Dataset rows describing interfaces
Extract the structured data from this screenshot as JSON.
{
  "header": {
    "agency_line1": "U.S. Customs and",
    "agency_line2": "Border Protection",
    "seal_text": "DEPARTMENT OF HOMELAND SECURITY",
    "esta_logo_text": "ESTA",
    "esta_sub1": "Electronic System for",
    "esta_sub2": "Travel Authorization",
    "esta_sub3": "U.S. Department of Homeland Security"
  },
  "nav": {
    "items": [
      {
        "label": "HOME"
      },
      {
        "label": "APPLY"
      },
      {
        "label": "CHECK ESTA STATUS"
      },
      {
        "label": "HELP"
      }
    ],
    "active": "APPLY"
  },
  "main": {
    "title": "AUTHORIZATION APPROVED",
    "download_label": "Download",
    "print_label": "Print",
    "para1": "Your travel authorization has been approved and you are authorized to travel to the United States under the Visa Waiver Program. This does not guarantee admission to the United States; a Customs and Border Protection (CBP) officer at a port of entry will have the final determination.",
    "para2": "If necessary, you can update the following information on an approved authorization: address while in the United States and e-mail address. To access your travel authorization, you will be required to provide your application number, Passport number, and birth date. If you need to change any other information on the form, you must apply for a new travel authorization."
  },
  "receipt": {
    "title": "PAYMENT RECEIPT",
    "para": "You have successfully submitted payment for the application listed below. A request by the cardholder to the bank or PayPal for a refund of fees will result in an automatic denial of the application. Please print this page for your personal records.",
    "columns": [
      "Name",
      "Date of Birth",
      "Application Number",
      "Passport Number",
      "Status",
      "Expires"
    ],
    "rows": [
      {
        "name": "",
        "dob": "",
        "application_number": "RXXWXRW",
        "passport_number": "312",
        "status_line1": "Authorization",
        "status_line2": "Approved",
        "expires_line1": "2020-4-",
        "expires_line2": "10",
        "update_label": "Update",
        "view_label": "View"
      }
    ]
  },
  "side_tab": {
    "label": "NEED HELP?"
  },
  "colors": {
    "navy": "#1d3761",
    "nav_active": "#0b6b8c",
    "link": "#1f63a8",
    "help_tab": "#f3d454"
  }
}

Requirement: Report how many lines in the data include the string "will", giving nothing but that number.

Output of the task: 3